For these two reasons, we knew that we wouldn't be able to eat the famous pasta dish in the world here in Bologna, but we remained determined to find out exactly why the whole world wrongly thinks that this is the birthplace of bolognese (and not just because it's in the name!)
Marco Franchini - or just 'Big Marco' to his friends - was the man to give us the answers.
At his restaurant Osteria del Capello (9 Via de Fusari), just a short walk from Piazza Maggiore, it was immediately clear that they take their job of correcting a wronged recipe very seriously. On the black t-shirts of the waiters and across various posters, the slogan #notspaghettibolognese is printed in big red letters. This is partly a smart marketing move on the back of the city mayor's well-publicised recent rant about decoupling Bologna's international reputation from a dish that literally nobody eats here, but it's also a conversation starter. A chance to learn.
After devouring platefuls of local cheeses and our 'primi patti' of freshly made sage and butter tortellini, we sat down with Marco to ask where it all went wrong.
"There is a lot of stories about how spaghetti bolognese was born", he tells us in English spoken with that glorious Italian accent where the vowels hanging on for dear life at the end of each word. One of the most popular theories is that post-World War Two, returning British and American soldiers wanted versions of a meal they had eaten whilst stationed in and around Bologna. And, like any half-remembered recipe or story, ingredients were changed according to personal tastes and local ingredients.
Spaghetti bolognese was created, and became a mainstay of homes and restaurants the world over. It wouldn't be a stretch to say that, after pizza, it's probably the most well-known Italian dish over the last half-century. Wherever we backpack in the world, a traveller-centric restaurant menu is guaranteed to have a bolognese on it!

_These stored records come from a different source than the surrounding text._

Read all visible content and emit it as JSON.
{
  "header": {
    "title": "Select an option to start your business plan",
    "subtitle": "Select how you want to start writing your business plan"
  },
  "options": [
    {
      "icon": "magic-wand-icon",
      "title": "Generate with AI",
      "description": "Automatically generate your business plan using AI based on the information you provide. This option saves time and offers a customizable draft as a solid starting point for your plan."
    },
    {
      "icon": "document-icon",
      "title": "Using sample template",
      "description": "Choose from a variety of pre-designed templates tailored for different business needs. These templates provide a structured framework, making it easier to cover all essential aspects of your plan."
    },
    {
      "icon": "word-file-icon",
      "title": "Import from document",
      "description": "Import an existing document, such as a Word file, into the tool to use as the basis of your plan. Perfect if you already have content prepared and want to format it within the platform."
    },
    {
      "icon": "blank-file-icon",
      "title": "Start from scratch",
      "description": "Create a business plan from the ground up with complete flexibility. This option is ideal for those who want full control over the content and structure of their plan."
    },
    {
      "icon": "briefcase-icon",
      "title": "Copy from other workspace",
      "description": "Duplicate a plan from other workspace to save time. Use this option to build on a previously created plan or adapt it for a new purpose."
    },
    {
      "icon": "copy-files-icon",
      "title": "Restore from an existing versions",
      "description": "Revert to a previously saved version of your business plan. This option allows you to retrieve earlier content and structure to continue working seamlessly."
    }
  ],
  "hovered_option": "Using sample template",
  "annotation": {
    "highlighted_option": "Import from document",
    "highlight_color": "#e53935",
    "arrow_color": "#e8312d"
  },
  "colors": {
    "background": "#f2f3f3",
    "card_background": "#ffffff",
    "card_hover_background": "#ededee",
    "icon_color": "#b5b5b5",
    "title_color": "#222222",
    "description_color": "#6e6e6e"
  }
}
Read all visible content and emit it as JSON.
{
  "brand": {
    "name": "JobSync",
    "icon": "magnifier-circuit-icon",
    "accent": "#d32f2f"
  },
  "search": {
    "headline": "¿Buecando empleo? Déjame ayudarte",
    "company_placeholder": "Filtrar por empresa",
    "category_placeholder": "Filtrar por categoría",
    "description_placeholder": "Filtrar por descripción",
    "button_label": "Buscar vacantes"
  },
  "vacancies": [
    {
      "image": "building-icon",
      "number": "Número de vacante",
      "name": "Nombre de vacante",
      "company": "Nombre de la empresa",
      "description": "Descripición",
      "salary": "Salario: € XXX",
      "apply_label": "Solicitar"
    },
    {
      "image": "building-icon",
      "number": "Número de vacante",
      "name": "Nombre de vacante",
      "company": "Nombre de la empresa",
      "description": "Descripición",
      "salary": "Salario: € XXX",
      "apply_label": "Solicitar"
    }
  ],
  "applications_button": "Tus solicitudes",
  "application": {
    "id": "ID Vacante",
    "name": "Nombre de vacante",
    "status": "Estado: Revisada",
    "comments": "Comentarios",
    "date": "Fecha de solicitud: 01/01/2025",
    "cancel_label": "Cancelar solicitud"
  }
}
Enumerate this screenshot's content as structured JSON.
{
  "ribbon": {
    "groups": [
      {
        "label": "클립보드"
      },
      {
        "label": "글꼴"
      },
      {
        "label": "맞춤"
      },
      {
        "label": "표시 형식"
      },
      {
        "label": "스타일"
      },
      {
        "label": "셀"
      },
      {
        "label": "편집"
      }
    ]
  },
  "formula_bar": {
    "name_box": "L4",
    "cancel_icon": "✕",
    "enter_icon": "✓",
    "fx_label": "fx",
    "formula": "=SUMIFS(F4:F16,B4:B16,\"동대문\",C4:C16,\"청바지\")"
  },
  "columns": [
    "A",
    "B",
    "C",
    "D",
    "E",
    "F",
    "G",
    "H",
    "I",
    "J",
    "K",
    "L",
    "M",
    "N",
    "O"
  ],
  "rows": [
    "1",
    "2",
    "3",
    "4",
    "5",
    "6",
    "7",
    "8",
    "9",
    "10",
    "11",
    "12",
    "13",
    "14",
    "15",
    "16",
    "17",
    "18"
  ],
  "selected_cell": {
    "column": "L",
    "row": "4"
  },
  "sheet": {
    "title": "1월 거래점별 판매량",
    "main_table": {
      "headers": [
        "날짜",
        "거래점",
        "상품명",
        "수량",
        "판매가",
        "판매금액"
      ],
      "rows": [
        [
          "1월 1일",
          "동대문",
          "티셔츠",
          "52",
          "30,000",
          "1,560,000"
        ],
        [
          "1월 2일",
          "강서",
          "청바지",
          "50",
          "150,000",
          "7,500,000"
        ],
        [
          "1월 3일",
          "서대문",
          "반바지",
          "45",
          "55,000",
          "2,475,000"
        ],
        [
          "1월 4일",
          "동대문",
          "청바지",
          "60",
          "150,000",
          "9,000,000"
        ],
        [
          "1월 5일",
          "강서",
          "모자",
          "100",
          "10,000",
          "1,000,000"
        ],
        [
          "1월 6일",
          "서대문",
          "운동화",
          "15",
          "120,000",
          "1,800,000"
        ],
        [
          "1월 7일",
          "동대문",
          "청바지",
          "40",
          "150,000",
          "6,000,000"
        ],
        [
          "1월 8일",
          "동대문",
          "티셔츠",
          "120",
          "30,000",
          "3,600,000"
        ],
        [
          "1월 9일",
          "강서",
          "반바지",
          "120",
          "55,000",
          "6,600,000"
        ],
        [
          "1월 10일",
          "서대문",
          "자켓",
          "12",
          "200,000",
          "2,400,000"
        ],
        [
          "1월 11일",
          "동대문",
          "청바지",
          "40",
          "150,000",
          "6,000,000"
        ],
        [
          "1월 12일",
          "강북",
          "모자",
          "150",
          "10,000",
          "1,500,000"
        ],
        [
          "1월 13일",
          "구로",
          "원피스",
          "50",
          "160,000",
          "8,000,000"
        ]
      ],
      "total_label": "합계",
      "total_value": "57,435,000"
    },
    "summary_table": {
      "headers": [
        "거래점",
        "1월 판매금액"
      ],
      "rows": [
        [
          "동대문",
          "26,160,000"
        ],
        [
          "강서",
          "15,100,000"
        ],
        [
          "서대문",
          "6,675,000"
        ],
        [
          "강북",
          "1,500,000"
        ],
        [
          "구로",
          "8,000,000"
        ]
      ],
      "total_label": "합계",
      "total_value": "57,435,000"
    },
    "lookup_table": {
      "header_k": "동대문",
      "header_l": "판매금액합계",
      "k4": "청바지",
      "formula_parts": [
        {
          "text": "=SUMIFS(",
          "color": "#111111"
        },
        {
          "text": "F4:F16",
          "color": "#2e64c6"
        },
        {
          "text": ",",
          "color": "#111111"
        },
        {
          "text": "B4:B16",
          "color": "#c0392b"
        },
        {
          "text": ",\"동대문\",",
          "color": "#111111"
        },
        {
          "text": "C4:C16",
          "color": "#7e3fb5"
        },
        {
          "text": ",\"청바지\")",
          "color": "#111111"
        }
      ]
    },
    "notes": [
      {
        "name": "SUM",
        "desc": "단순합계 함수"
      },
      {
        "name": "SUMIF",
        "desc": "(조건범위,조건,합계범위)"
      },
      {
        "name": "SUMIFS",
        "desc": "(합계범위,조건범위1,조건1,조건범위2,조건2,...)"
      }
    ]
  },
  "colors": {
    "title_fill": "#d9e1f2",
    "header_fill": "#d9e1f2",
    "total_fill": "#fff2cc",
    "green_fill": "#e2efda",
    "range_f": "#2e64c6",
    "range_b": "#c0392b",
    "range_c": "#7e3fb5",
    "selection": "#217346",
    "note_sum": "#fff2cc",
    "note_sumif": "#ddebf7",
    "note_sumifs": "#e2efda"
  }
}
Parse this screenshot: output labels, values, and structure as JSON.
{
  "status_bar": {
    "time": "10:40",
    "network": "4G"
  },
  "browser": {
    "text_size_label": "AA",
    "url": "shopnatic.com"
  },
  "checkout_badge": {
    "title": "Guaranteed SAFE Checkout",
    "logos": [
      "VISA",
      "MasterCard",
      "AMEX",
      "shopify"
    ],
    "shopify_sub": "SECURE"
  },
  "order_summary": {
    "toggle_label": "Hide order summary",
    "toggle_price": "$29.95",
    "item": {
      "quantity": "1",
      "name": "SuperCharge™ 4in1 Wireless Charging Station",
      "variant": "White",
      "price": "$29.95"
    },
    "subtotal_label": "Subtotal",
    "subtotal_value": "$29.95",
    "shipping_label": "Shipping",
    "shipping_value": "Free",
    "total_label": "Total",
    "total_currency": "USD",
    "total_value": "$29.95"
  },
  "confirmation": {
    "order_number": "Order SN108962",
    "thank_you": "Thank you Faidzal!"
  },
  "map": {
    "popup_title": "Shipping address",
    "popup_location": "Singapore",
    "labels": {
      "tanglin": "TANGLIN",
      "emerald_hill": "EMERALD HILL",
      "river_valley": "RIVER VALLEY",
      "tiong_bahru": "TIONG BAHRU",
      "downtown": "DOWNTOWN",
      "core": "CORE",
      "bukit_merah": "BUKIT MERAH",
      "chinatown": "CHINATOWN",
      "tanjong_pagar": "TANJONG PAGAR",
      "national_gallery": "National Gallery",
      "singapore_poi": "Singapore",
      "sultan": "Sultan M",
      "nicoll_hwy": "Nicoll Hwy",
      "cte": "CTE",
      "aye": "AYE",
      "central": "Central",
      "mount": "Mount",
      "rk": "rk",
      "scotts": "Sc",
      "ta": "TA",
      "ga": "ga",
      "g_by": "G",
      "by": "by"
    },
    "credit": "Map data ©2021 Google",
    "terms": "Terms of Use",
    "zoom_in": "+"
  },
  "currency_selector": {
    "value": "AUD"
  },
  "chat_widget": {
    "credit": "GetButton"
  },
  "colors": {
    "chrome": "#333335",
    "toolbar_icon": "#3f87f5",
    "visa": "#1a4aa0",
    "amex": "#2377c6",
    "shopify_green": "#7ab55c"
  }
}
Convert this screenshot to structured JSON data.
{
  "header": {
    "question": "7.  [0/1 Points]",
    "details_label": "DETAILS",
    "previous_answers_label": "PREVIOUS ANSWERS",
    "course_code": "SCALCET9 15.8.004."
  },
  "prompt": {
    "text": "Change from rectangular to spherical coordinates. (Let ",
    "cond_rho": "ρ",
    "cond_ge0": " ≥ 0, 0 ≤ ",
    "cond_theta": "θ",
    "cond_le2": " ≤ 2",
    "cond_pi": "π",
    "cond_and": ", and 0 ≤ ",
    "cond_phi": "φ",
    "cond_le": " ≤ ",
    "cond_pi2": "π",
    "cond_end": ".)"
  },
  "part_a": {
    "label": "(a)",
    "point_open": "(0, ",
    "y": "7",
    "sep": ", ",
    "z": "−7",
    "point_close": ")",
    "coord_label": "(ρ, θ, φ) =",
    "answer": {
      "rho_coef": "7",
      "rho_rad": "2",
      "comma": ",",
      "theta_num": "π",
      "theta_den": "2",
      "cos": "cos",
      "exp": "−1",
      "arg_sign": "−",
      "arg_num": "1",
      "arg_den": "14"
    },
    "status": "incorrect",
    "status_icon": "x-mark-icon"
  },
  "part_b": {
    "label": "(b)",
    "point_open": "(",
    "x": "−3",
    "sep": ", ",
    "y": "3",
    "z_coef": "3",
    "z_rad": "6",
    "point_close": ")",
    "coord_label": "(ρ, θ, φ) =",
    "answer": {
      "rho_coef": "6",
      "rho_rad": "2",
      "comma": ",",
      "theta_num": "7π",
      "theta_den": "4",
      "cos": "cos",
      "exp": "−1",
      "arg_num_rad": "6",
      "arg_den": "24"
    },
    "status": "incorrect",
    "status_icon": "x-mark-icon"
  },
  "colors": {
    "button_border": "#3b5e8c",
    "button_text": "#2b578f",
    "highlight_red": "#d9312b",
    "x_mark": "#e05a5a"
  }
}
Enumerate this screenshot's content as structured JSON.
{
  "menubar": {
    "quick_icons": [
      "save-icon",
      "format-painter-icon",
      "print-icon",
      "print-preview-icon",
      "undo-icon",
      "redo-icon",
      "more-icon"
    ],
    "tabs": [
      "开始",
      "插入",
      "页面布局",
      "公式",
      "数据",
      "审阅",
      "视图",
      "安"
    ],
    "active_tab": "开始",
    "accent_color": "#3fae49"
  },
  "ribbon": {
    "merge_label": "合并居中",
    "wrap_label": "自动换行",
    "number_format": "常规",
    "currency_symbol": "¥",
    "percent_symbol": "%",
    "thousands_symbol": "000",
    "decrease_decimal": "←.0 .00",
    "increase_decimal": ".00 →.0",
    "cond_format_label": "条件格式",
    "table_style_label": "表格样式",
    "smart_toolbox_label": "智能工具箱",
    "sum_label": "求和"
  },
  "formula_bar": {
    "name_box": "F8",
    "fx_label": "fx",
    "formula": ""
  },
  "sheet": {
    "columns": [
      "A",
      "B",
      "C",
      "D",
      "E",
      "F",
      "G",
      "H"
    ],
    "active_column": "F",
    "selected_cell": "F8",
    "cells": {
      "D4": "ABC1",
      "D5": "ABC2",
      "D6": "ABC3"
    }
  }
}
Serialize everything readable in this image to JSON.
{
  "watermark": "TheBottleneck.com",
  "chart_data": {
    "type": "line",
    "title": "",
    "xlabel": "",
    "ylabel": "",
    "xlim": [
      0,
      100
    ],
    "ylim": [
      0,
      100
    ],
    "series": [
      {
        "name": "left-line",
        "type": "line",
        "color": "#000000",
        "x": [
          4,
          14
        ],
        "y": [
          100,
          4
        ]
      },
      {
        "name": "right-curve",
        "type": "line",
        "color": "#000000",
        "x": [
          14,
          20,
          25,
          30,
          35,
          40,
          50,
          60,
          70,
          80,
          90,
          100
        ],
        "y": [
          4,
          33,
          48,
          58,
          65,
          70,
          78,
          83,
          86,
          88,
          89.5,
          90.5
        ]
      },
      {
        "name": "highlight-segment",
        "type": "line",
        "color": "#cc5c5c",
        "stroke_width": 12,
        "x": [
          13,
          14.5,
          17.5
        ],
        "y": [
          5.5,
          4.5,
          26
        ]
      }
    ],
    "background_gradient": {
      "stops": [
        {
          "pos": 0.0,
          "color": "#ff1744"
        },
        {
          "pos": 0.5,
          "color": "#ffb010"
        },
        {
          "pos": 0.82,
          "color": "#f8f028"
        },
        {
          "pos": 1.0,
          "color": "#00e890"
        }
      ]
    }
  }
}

But the only place you'll find it in Bologna is on a restaurant trying to cater solely to tourists (and therefore a good sign that you should probably make a quick exit!).
Food in Italy, as we appreciate more and more with each visit, remains incredibly regional and linked to tradition. Certain types of pasta will only be made and eaten in certain regions, and within those regions there's often heated debate about which sauces that specific pasta can authentically be used with. It can all get quite passionate.
Dry spaghetti, the thin spindly type we would all use in our homemade or restaurant bought bolognese back home, is certainly not from Bologna; it's generally accepted it's from the south of Italy.
Instead, this northern city's authentic culinary roots are based around thick ribbons of fresh tagliatelle with egg, precious parcels of tortellini, stacked postcards of lasagne, and an awful lot of meat. To Marco, authentic dishes from Bologna are "good food, healthy food...but not light food".
The meal which perfectly encapsulates that culinary tradition is tagliatelle al ragú. Scrawled at the top of the black chalk board of specials here in Marco's restaurant, it is also widely accepted as the root cause of all the spaghetti bolognese mistakes occurring on a nightly basis from Birmingham to Bangkok and Leeds to Las Vegas.
With chunks of slow-cooked beef and pork rather than mince, and much less sauce than you'd expect, this is the dish that people loved so much that they wanted to recreate it back at home after the war. And, ifyou want to eat like a local on your city break, then that's why you should be ordering in Bologna.
Never ever spaghetti bolognese.
* For any vegetarian looking for a great place to eat excellent plant-based versions of meat-heavy local dishes, then we recommend lunch or dinner at Il Rovescio (75 Via Pietralata).
To get some inspiration for your own city break, listen to our Bologna episode for the Ryanair Try Somewhere New podcast series!